Data records »
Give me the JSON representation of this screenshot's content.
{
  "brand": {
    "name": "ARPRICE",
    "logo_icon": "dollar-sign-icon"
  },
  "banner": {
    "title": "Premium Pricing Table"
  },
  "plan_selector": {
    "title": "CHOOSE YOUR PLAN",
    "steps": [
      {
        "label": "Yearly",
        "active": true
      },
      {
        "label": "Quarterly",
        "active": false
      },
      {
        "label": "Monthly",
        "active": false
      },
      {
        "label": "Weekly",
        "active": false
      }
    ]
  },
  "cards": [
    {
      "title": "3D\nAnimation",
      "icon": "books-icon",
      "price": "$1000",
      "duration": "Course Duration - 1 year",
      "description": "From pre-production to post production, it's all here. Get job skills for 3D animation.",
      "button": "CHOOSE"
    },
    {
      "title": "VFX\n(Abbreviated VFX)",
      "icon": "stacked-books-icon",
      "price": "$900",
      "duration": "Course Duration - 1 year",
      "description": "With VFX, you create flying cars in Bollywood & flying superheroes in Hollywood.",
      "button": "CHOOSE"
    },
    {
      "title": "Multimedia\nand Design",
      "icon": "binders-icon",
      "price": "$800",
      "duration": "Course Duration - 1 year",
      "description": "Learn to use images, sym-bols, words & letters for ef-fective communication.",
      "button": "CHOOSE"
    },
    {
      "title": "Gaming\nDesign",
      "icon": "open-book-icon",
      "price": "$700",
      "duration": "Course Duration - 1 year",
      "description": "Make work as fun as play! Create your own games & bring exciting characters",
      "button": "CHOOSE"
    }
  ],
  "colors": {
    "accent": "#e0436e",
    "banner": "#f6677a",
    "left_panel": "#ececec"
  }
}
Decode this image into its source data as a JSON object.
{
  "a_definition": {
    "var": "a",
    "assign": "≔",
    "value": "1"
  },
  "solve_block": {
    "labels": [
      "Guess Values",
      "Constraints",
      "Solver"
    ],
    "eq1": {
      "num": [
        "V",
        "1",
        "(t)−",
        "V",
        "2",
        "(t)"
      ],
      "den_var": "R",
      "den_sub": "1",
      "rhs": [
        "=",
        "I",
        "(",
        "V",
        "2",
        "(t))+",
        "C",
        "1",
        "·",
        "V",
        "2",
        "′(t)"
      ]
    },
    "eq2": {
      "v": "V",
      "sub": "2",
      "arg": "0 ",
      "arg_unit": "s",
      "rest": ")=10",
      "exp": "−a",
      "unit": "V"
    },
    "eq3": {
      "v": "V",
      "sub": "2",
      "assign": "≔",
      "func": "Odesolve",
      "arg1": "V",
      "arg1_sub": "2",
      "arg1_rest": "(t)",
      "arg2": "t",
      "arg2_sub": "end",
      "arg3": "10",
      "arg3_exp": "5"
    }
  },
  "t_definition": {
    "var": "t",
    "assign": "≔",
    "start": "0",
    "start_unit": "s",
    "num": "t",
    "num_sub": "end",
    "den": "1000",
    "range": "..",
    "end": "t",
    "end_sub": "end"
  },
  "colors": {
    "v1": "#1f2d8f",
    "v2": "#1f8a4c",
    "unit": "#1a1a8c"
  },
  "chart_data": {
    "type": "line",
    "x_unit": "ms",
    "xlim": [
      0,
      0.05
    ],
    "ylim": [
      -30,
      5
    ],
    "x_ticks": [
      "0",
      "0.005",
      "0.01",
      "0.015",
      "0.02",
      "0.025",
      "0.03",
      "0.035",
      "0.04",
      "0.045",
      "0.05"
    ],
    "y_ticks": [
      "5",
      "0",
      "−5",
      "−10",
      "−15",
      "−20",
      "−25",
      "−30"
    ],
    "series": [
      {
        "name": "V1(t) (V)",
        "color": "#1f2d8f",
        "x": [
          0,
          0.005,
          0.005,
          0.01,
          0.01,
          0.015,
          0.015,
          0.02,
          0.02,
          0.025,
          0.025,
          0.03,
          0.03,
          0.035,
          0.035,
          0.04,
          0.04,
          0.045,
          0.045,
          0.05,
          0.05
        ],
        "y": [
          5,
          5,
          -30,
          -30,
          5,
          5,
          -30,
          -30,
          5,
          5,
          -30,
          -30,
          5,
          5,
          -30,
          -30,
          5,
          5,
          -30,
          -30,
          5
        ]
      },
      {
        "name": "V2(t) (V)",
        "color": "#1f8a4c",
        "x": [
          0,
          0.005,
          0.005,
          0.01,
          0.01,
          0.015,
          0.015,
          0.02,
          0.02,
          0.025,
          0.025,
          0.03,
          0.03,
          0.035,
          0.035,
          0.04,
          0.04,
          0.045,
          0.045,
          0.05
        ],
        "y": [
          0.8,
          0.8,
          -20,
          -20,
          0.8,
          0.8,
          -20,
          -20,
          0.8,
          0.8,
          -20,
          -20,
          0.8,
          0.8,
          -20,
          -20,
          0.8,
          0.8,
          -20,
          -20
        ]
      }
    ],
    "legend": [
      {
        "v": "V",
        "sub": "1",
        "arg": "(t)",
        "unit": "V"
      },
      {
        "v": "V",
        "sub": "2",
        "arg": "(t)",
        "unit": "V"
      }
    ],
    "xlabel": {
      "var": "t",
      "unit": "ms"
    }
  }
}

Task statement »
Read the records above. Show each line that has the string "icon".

Task solution »
    "logo_icon": "dollar-sign-icon"
      "icon": "books-icon",
      "icon": "stacked-books-icon",
      "icon": "binders-icon",
      "icon": "open-book-icon",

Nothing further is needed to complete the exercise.